Exercise instructions: Read the lines of the data below and retrieve those with "Degree".

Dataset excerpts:
--
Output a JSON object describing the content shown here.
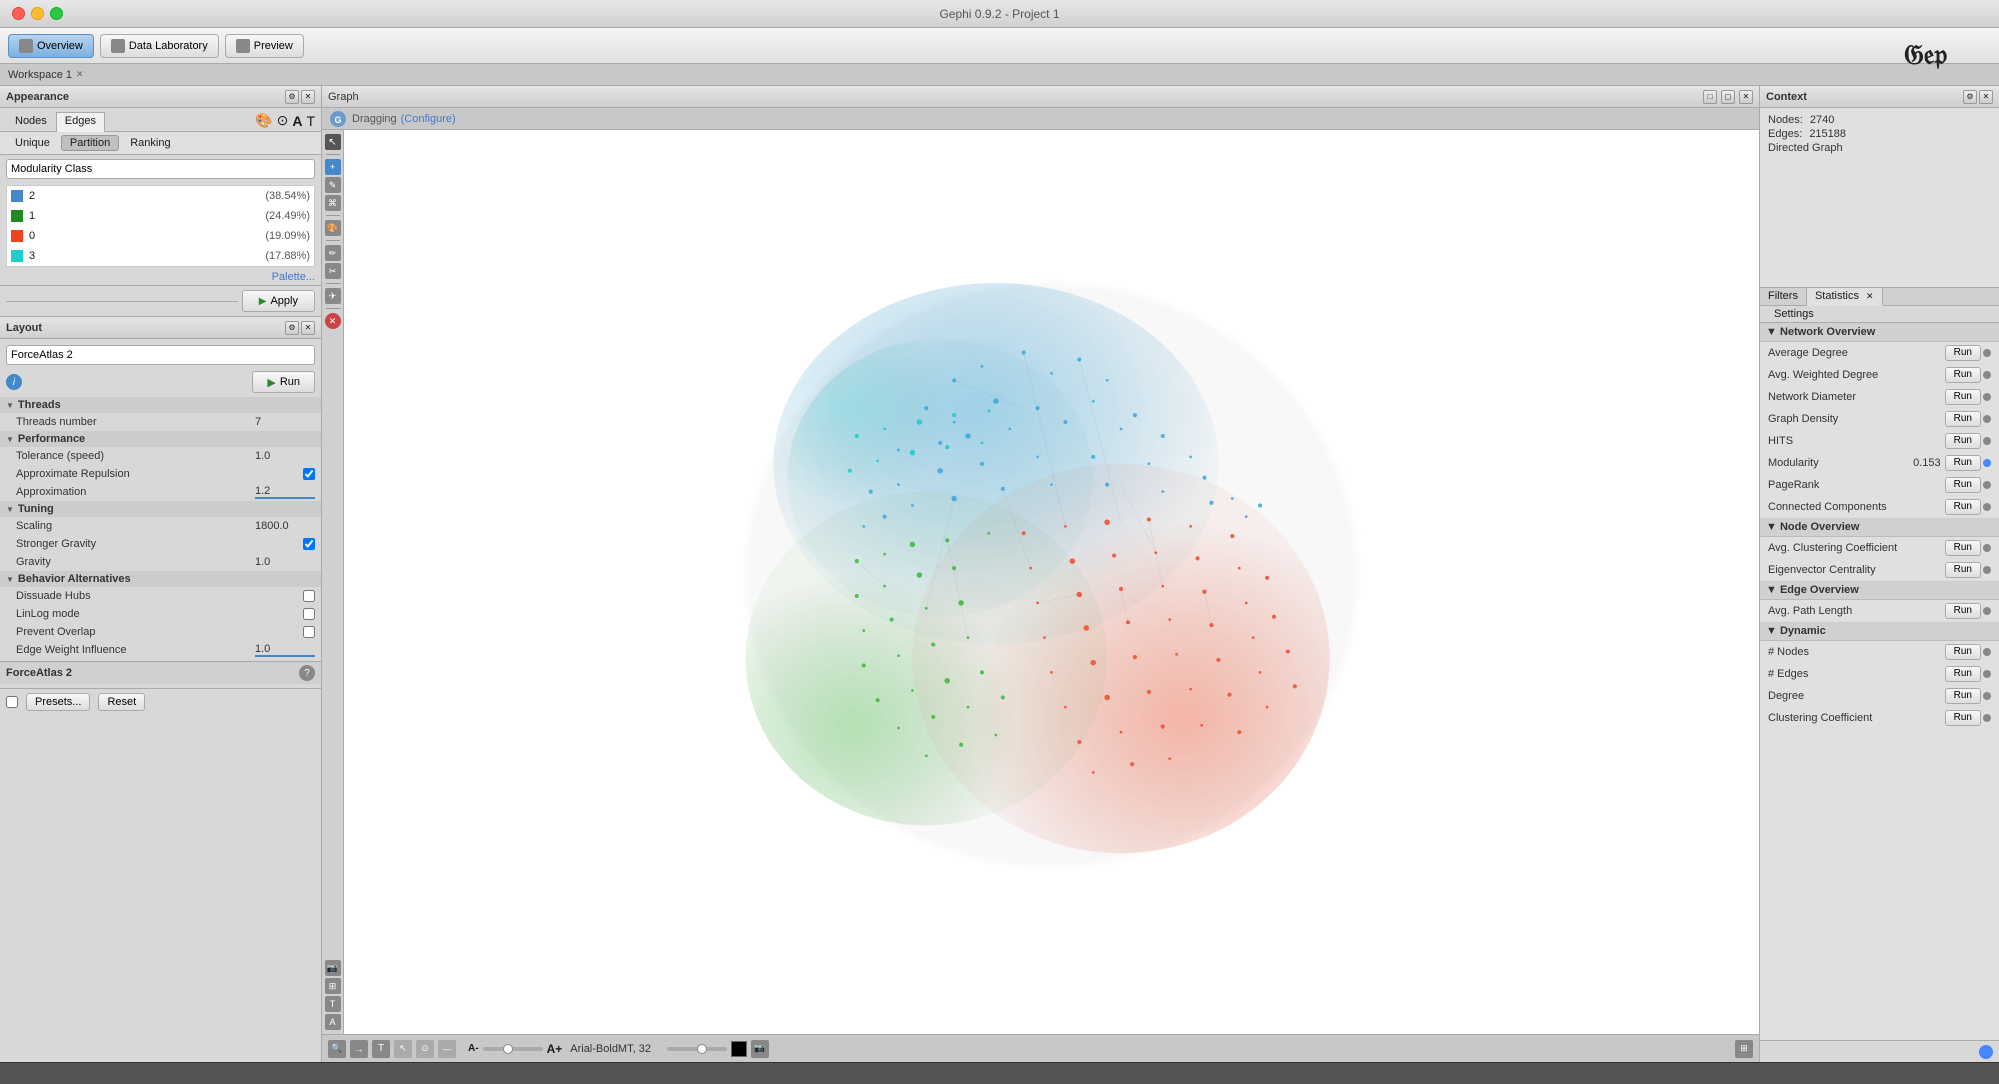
{
  "window": {
    "title": "Gephi 0.9.2 - Project 1"
  },
  "toolbar": {
    "overview_label": "Overview",
    "data_laboratory_label": "Data Laboratory",
    "preview_label": "Preview"
  },
  "workspace": {
    "tab_label": "Workspace 1"
  },
  "appearance": {
    "panel_title": "Appearance",
    "tabs": [
      "Nodes",
      "Edges"
    ],
    "active_tab": "Edges",
    "sub_tabs": [
      "Unique",
      "Partition",
      "Ranking"
    ],
    "active_sub_tab": "Partition",
    "dropdown_value": "Modularity Class",
    "color_items": [
      {
        "label": "2",
        "pct": "(38.54%)",
        "color": "#4488cc"
      },
      {
        "label": "1",
        "pct": "(24.49%)",
        "color": "#228822"
      },
      {
        "label": "0",
        "pct": "(19.09%)",
        "color": "#ee4422"
      },
      {
        "label": "3",
        "pct": "(17.88%)",
        "color": "#22cccc"
      }
    ],
    "palette_label": "Palette...",
    "apply_label": "Apply"
  },
  "layout": {
    "panel_title": "Layout",
    "dropdown_value": "ForceAtlas 2",
    "run_label": "Run",
    "threads_section": "Threads",
    "threads_number_label": "Threads number",
    "threads_number_value": "7",
    "performance_section": "Performance",
    "tolerance_label": "Tolerance (speed)",
    "tolerance_value": "1.0",
    "approx_repulsion_label": "Approximate Repulsion",
    "approx_repulsion_value": true,
    "approximation_label": "Approximation",
    "approximation_value": "1.2",
    "tuning_section": "Tuning",
    "scaling_label": "Scaling",
    "scaling_value": "1800.0",
    "stronger_gravity_label": "Stronger Gravity",
    "stronger_gravity_value": true,
    "gravity_label": "Gravity",
    "gravity_value": "1.0",
    "behavior_section": "Behavior Alternatives",
    "dissuade_hubs_label": "Dissuade Hubs",
    "dissuade_hubs_value": false,
    "linlog_label": "LinLog mode",
    "linlog_value": false,
    "prevent_overlap_label": "Prevent Overlap",
    "prevent_overlap_value": false,
    "edge_weight_label": "Edge Weight Influence",
    "edge_weight_value": "1.0",
    "algorithm_label": "ForceAtlas 2",
    "presets_label": "Presets...",
    "reset_label": "Reset"
  },
  "graph": {
    "tab_label": "Graph",
    "status_text": "Dragging",
    "configure_label": "(Configure)"
  },
  "context": {
    "panel_title": "Context",
    "nodes_label": "Nodes:",
    "nodes_value": "2740",
    "edges_label": "Edges:",
    "edges_value": "215188",
    "graph_type_label": "Directed Graph"
  },
  "statistics": {
    "panel_title": "Statistics",
    "filters_tab": "Filters",
    "statistics_tab": "Statistics",
    "settings_tab": "Settings",
    "network_overview_label": "▼ Network Overview",
    "avg_degree_label": "Average Degree",
    "avg_weighted_degree_label": "Avg. Weighted Degree",
    "network_diameter_label": "Network Diameter",
    "graph_density_label": "Graph Density",
    "hits_label": "HITS",
    "modularity_label": "Modularity",
    "modularity_value": "0.153",
    "pagerank_label": "PageRank",
    "connected_components_label": "Connected Components",
    "node_overview_label": "▼ Node Overview",
    "avg_clustering_label": "Avg. Clustering Coefficient",
    "eigenvector_label": "Eigenvector Centrality",
    "edge_overview_label": "▼ Edge Overview",
    "avg_path_label": "Avg. Path Length",
    "dynamic_label": "▼ Dynamic",
    "num_nodes_label": "# Nodes",
    "num_edges_label": "# Edges",
    "degree_label": "Degree",
    "clustering_coeff_label": "Clustering Coefficient",
    "run_label": "Run"
  },
  "bottom_toolbar": {
    "font_name": "Arial-BoldMT, 32"
  }
}
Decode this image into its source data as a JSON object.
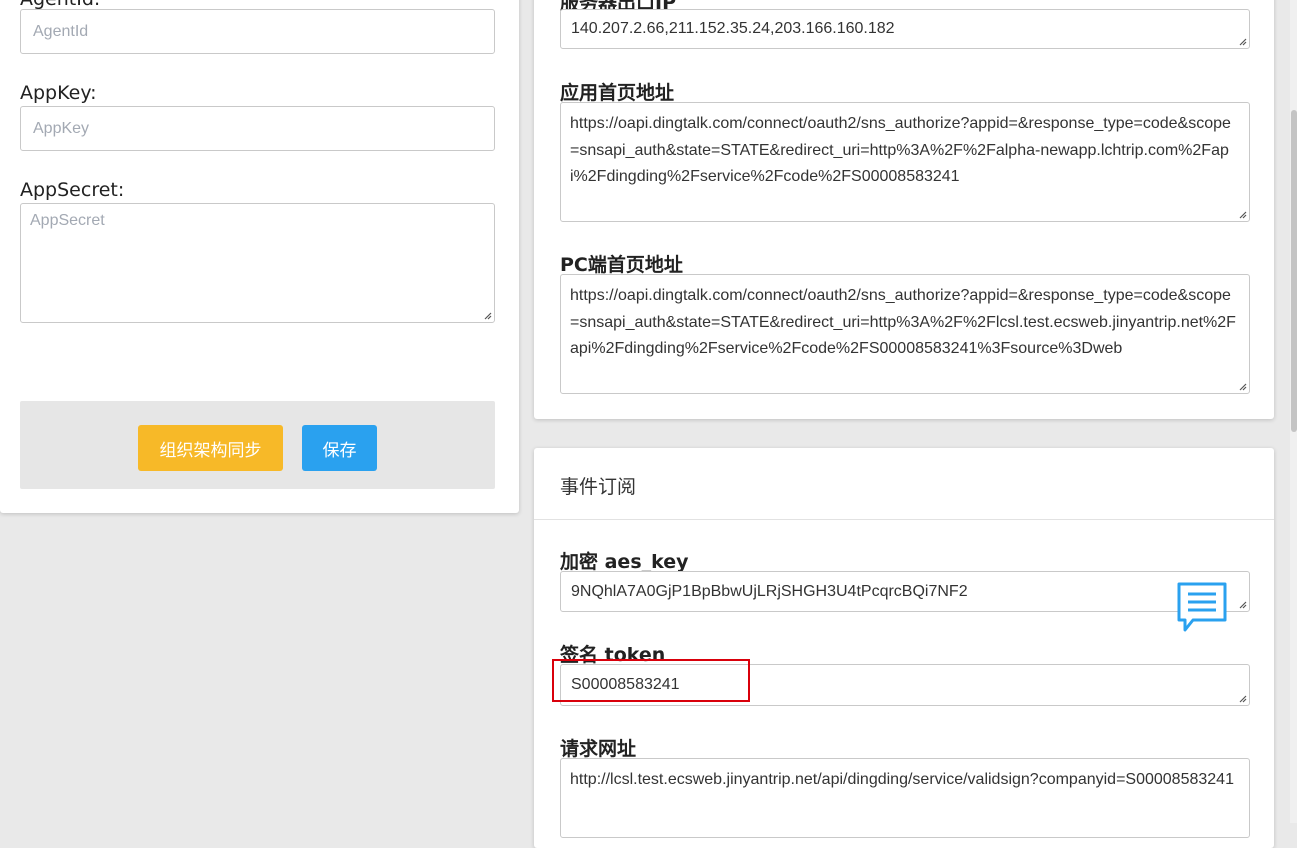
{
  "left_panel": {
    "agentid_label": "AgentId:",
    "agentid_placeholder": "AgentId",
    "appkey_label": "AppKey:",
    "appkey_placeholder": "AppKey",
    "appsecret_label": "AppSecret:",
    "appsecret_placeholder": "AppSecret",
    "sync_button": "组织架构同步",
    "save_button": "保存"
  },
  "right_top": {
    "server_ip_label": "服务器出口IP",
    "server_ip_value": "140.207.2.66,211.152.35.24,203.166.160.182",
    "app_home_label": "应用首页地址",
    "app_home_value": "https://oapi.dingtalk.com/connect/oauth2/sns_authorize?appid=&response_type=code&scope=snsapi_auth&state=STATE&redirect_uri=http%3A%2F%2Falpha-newapp.lchtrip.com%2Fapi%2Fdingding%2Fservice%2Fcode%2FS00008583241",
    "pc_home_label": "PC端首页地址",
    "pc_home_value": "https://oapi.dingtalk.com/connect/oauth2/sns_authorize?appid=&response_type=code&scope=snsapi_auth&state=STATE&redirect_uri=http%3A%2F%2Flcsl.test.ecsweb.jinyantrip.net%2Fapi%2Fdingding%2Fservice%2Fcode%2FS00008583241%3Fsource%3Dweb"
  },
  "event_subscription": {
    "title": "事件订阅",
    "aes_key_label": "加密 aes_key",
    "aes_key_value": "9NQhlA7A0GjP1BpBbwUjLRjSHGH3U4tPcqrcBQi7NF2",
    "token_label": "签名 token",
    "token_value": "S00008583241",
    "request_url_label": "请求网址",
    "request_url_value": "http://lcsl.test.ecsweb.jinyantrip.net/api/dingding/service/validsign?companyid=S00008583241"
  },
  "colors": {
    "sync_button_bg": "#f7b928",
    "save_button_bg": "#2aa1ef",
    "highlight_border": "#d9000b",
    "chat_icon": "#2aa1ef"
  },
  "icons": {
    "chat": "chat-bubble-icon",
    "resize": "resize-grip-icon"
  }
}
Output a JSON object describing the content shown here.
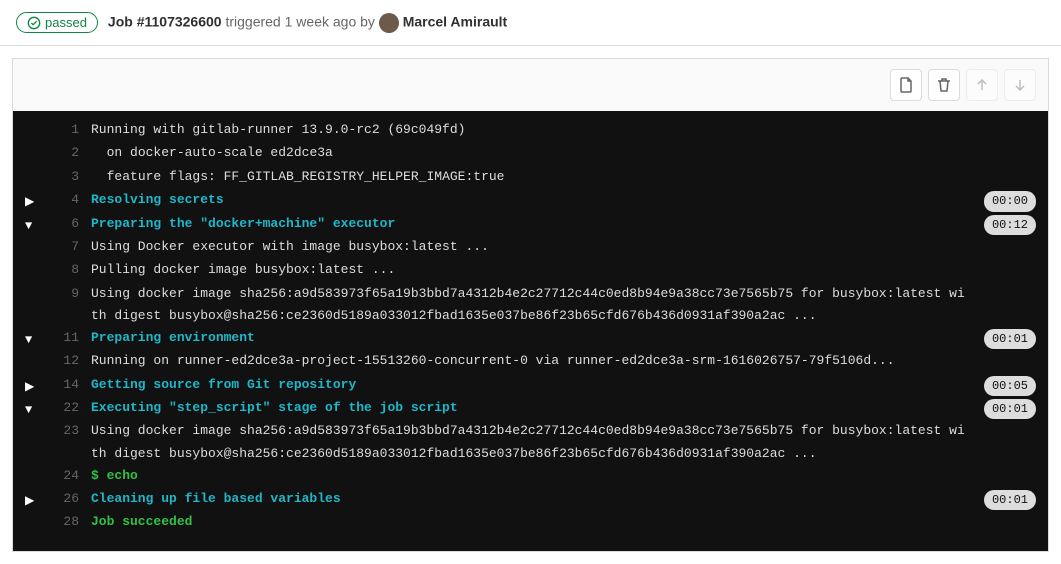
{
  "status": {
    "label": "passed"
  },
  "job": {
    "prefix": "Job ",
    "id": "#1107326600",
    "triggered": " triggered ",
    "ago": "1 week ago",
    "by": " by ",
    "author": "Marcel Amirault"
  },
  "lines": [
    {
      "n": 1,
      "caret": "",
      "cls": "",
      "dur": "",
      "text": "Running with gitlab-runner 13.9.0-rc2 (69c049fd)"
    },
    {
      "n": 2,
      "caret": "",
      "cls": "",
      "dur": "",
      "text": "  on docker-auto-scale ed2dce3a"
    },
    {
      "n": 3,
      "caret": "",
      "cls": "",
      "dur": "",
      "text": "  feature flags: FF_GITLAB_REGISTRY_HELPER_IMAGE:true"
    },
    {
      "n": 4,
      "caret": "right",
      "cls": "header-cyan",
      "dur": "00:00",
      "text": "Resolving secrets"
    },
    {
      "n": 6,
      "caret": "down",
      "cls": "header-cyan",
      "dur": "00:12",
      "text": "Preparing the \"docker+machine\" executor"
    },
    {
      "n": 7,
      "caret": "",
      "cls": "",
      "dur": "",
      "text": "Using Docker executor with image busybox:latest ..."
    },
    {
      "n": 8,
      "caret": "",
      "cls": "",
      "dur": "",
      "text": "Pulling docker image busybox:latest ..."
    },
    {
      "n": 9,
      "caret": "",
      "cls": "",
      "dur": "",
      "text": "Using docker image sha256:a9d583973f65a19b3bbd7a4312b4e2c27712c44c0ed8b94e9a38cc73e7565b75 for busybox:latest with digest busybox@sha256:ce2360d5189a033012fbad1635e037be86f23b65cfd676b436d0931af390a2ac ..."
    },
    {
      "n": 11,
      "caret": "down",
      "cls": "header-cyan",
      "dur": "00:01",
      "text": "Preparing environment"
    },
    {
      "n": 12,
      "caret": "",
      "cls": "",
      "dur": "",
      "text": "Running on runner-ed2dce3a-project-15513260-concurrent-0 via runner-ed2dce3a-srm-1616026757-79f5106d..."
    },
    {
      "n": 14,
      "caret": "right",
      "cls": "header-cyan",
      "dur": "00:05",
      "text": "Getting source from Git repository"
    },
    {
      "n": 22,
      "caret": "down",
      "cls": "header-cyan",
      "dur": "00:01",
      "text": "Executing \"step_script\" stage of the job script"
    },
    {
      "n": 23,
      "caret": "",
      "cls": "",
      "dur": "",
      "text": "Using docker image sha256:a9d583973f65a19b3bbd7a4312b4e2c27712c44c0ed8b94e9a38cc73e7565b75 for busybox:latest with digest busybox@sha256:ce2360d5189a033012fbad1635e037be86f23b65cfd676b436d0931af390a2ac ..."
    },
    {
      "n": 24,
      "caret": "",
      "cls": "green",
      "dur": "",
      "text": "$ echo"
    },
    {
      "n": 26,
      "caret": "right",
      "cls": "header-cyan",
      "dur": "00:01",
      "text": "Cleaning up file based variables"
    },
    {
      "n": 28,
      "caret": "",
      "cls": "green",
      "dur": "",
      "text": "Job succeeded"
    }
  ]
}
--
Result of this exercise:
    "avg_degree_label": "Average Degree",
    "avg_weighted_degree_label": "Avg. Weighted Degree",
    "degree_label": "Degree",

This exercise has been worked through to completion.